This paper was presented at the Ninth World Congress of the International Hepato-Pancreato-Biliary Association, 18–22 April 2010, Buenos Aires.
Preoperative computed tomography measurements of pancreatic steatosis and visceral fat: prognostic markers for dissemination and lethality of pancreatic adenocarcinoma
Article first published online: 24 MAY 2011
© 2011 International Hepato-Pancreato-Biliary Association
Volume 13, Issue 6, pages 404–410, June 2011
How to Cite
Mathur, A., Hernandez, J., Shaheen, F., Shroff, M., Dahal, S., Morton, C., Farrior, T., Kedar, R. and Rosemurgy, A. (2011), Preoperative computed tomography measurements of pancreatic steatosis and visceral fat: prognostic markers for dissemination and lethality of pancreatic adenocarcinoma. HPB, 13: 404–410. doi: 10.1111/j.1477-2574.2011.00304.x
- Issue published online: 24 MAY 2011
- Article first published online: 24 MAY 2011
- Received 3 August 2010; accepted 2 February 2011
- Pancreatic adenocarcinoma;
- visceral fat
Background: Increased visceral fat and pancreatic steatosis promote lymphatic metastases and decreased survival in patients with pancreatic adenocarcinoma after pancreatoduodenectomy (PD).
Objectives: We aim to determine the utility of preoperative computed tomography (CT) measurements of pancreatic steatosis and visceral fat as prognostic indicators in patients with pancreatic adenocarcinoma.
Methods: High-resolution CT scans of 42 patients undergoing PD for pancreatic adenocarcinoma were reviewed. Attenuation in CT of the pancreas, liver and spleen were measured in Hounsfield units and scored by two blinded investigators. Perirenal adipose tissue was measured in mm.
Results: Lymphatic metastases were present in 57% of patients. Age, gender, tumour size and margin status were similar in patients with and without nodal metastases. Node-positive patients had increased visceral but not subcutaneous fat pads compared with node-negative patients and decreased CT attenuation of the pancreatic body and tail and liver. Node-positive patients stratified by visceral adiposity (≥10 mm vs. <10 mm) demonstrated poorer survival (7 ± 1 months vs. 16 ± 2 months; P < 0.01).
Conclusions: In resected pancreatic adenocarcinoma, increased pancreatic steatosis and increased visceral fat stores are associated with lymphatic metastases. Furthermore, increased visceral fat is associated with abbreviated survival in patients with lymphatic metastases.
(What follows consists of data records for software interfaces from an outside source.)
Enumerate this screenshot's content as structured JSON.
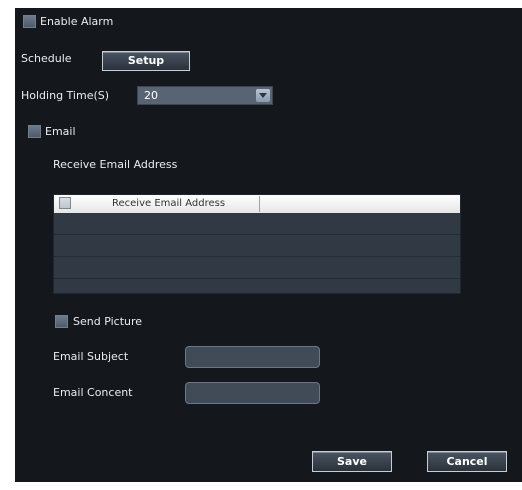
{
  "alarm": {
    "enable_label": "Enable Alarm",
    "enabled": false
  },
  "schedule": {
    "label": "Schedule",
    "button_label": "Setup"
  },
  "holding_time": {
    "label": "Holding Time(S)",
    "value": "20"
  },
  "email": {
    "label": "Email",
    "enabled": false,
    "receive_address_title": "Receive Email Address",
    "table": {
      "column_header": "Receive Email Address",
      "rows": [
        "",
        "",
        "",
        ""
      ]
    },
    "send_picture_label": "Send Picture",
    "subject_label": "Email Subject",
    "subject_value": "",
    "content_label": "Email Concent",
    "content_value": ""
  },
  "actions": {
    "save_label": "Save",
    "cancel_label": "Cancel"
  }
}
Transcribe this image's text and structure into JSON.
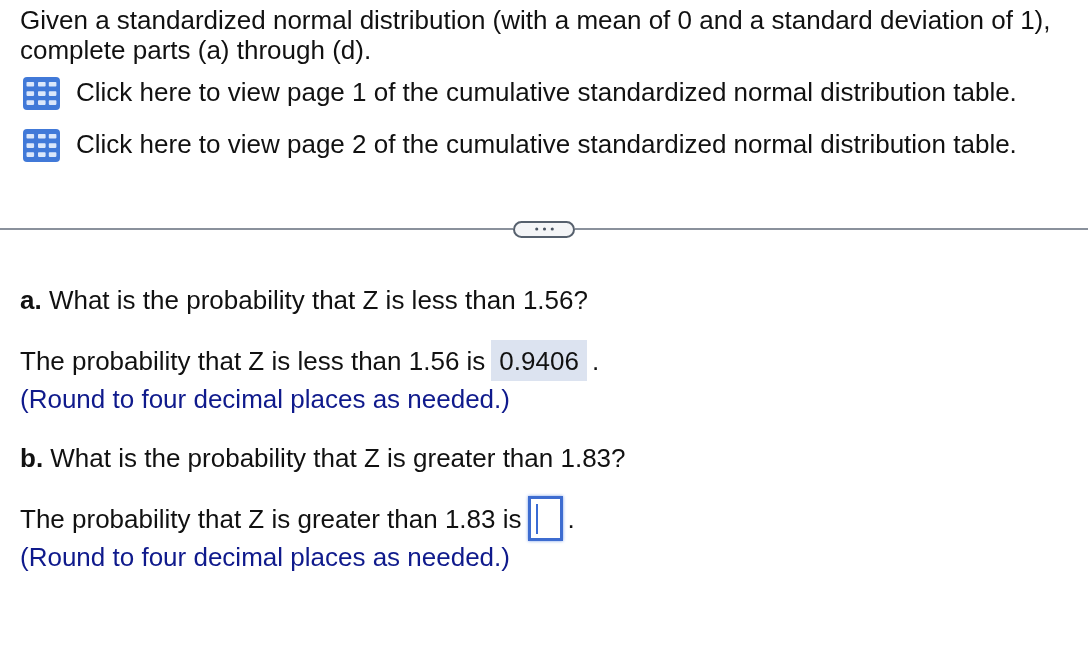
{
  "intro": "Given a standardized normal distribution (with a mean of 0 and a standard deviation of 1), complete parts (a) through (d).",
  "links": [
    "Click here to view page 1 of the cumulative standardized normal distribution table.",
    "Click here to view page 2 of the cumulative standardized normal distribution table."
  ],
  "parts": [
    {
      "question": "**a.** What is the probability that Z is less than 1.56?",
      "answer_prefix": "The probability that Z is less than 1.56 is",
      "answer": {
        "value": "0.9406",
        "focused": false
      },
      "answer_suffix": ".",
      "note": "(Round to four decimal places as needed.)"
    },
    {
      "question": "**b.** What is the probability that Z is greater than 1.83?",
      "answer_prefix": "The probability that Z is greater than 1.83 is",
      "answer": {
        "focused": true
      },
      "answer_suffix": ".",
      "note": "(Round to four decimal places as needed.)"
    }
  ]
}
Hence, increased visceral fat may be a causative factor of abbreviated survival and serves a prognostic role in patients with pancreatic malignancies.